The Italian virtuoso pianist, composer and intellectual, Ferruccio Busoni, is mainly remembered for his magnificent works for piano, which are some of the most ferociously demanding in the repertoire.Devoted to the music of Liszt and later in life to Bach, Busoni wrote much that is beautiful, complex and ground-breaking.
The Seven Elegies put into practice the ideas contained in his controversial pamphlet, the Sketch of a New Aesthetic of Music, which highlighted the limitations and fragility of Western music, and promoted a new musical language incorporating avant-garde devices such as bitonality and quarter-tone harmonies. The Elegies created a furore, with its disorientating tendency to switch between major and minor mode within the same musical phrase, but is a visionary masterpiece. The Fantasia Contrappuntistica, Busoni’s best known solo piano work, is a contrapuntal fantasy on Bach’s last unfinished work, Die Kunst der Fuge, almost a reinterpretation of Bach for the 20th century. It remains one of the most impressive works in the entire piano literature, a monumental undertaking that stretches the possibilities of composer, instrument and performer to the limit.

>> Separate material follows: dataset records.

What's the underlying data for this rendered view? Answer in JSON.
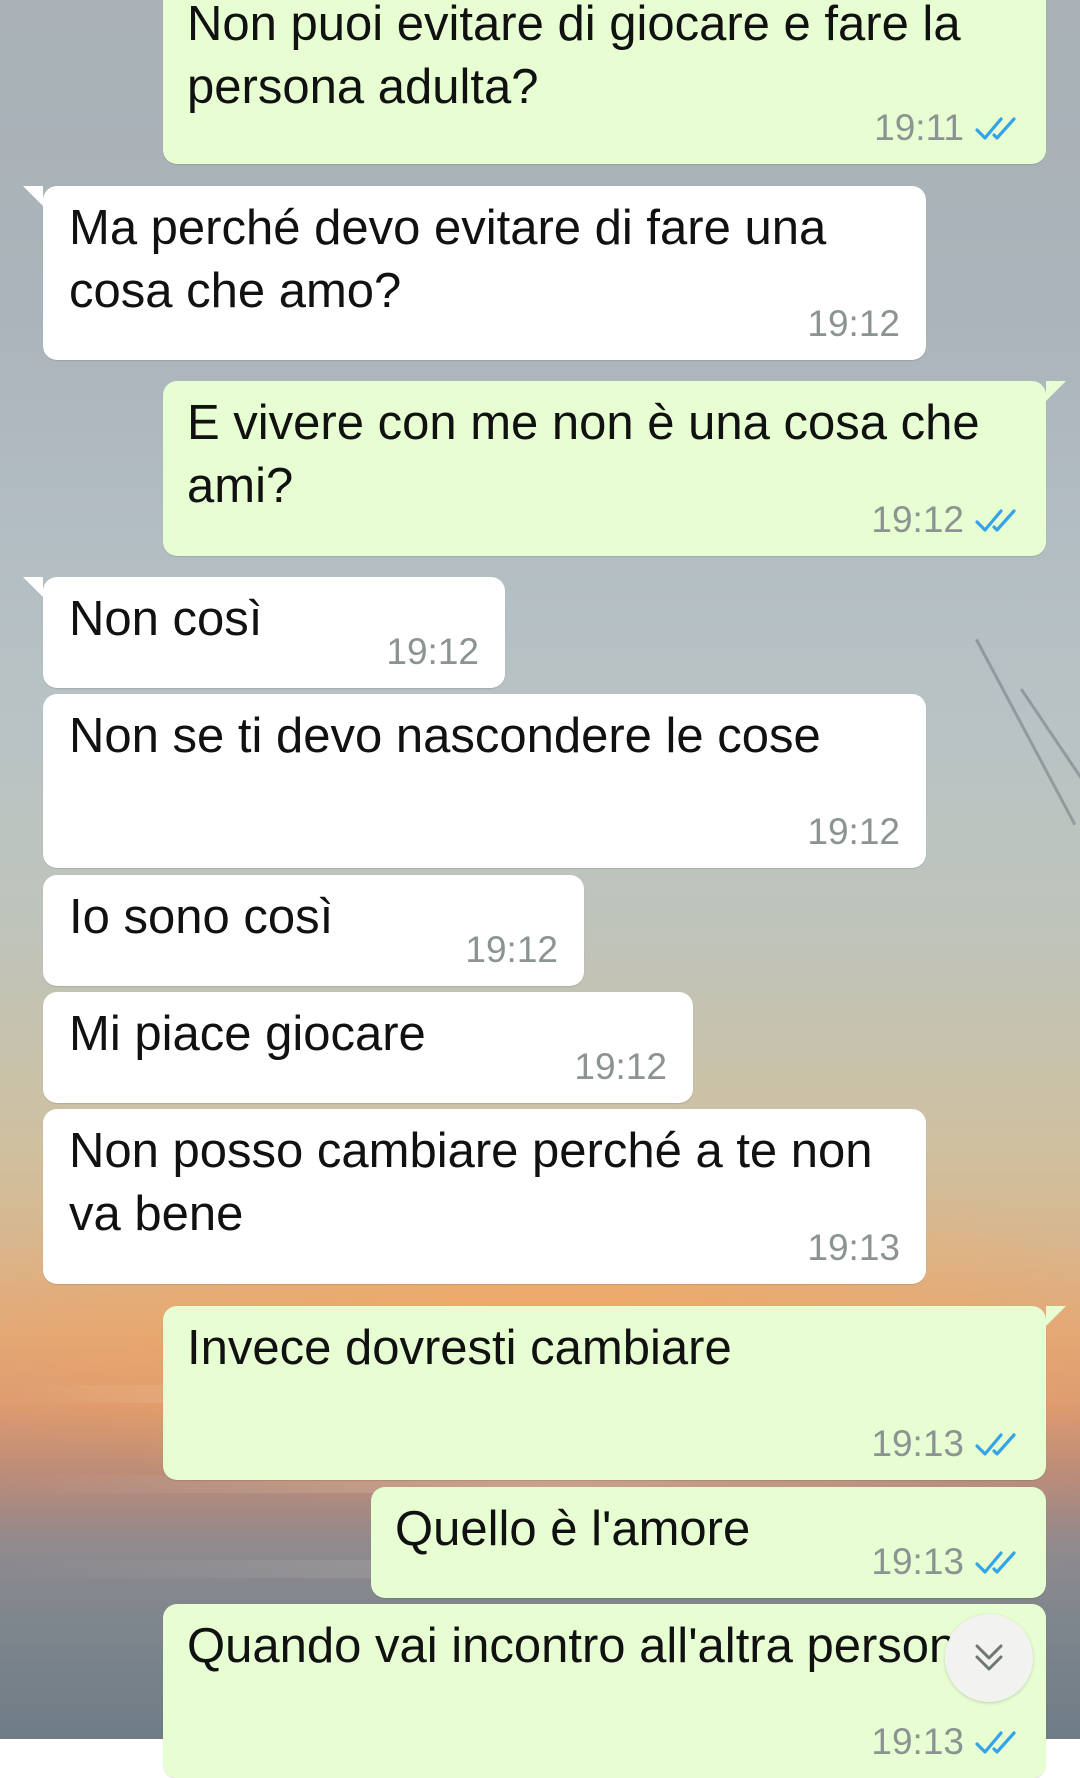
{
  "messages": [
    {
      "dir": "out",
      "text": "Non puoi evitare di giocare e fare la persona adulta?",
      "time": "19:11",
      "read": true
    },
    {
      "dir": "in",
      "text": "Ma perché devo evitare di fare una cosa che amo?",
      "time": "19:12"
    },
    {
      "dir": "out",
      "text": "E vivere con me non è una cosa che ami?",
      "time": "19:12",
      "read": true
    },
    {
      "dir": "in",
      "text": "Non così",
      "time": "19:12"
    },
    {
      "dir": "in",
      "text": "Non se ti devo nascondere le cose",
      "time": "19:12"
    },
    {
      "dir": "in",
      "text": "Io sono così",
      "time": "19:12"
    },
    {
      "dir": "in",
      "text": "Mi piace giocare",
      "time": "19:12"
    },
    {
      "dir": "in",
      "text": "Non posso cambiare perché a te non va bene",
      "time": "19:13"
    },
    {
      "dir": "out",
      "text": "Invece dovresti cambiare",
      "time": "19:13",
      "read": true
    },
    {
      "dir": "out",
      "text": "Quello è l'amore",
      "time": "19:13",
      "read": true
    },
    {
      "dir": "out",
      "text": "Quando vai incontro all'altra persona",
      "time": "19:13",
      "read": true
    }
  ],
  "colors": {
    "outgoing_bubble": "#e7fed2",
    "incoming_bubble": "#ffffff",
    "read_ticks": "#34a3e8",
    "timestamp": "#8b9393"
  },
  "icons": {
    "read_receipt": "double-check-icon",
    "scroll_down": "chevron-double-down-icon"
  }
}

Sandro Ivo Bartoli is one of the most exciting pianists of his generation, and is a leading interpreter of early twentieth century Italian piano music, particularly Casella and Malipiero, as well as Busoni.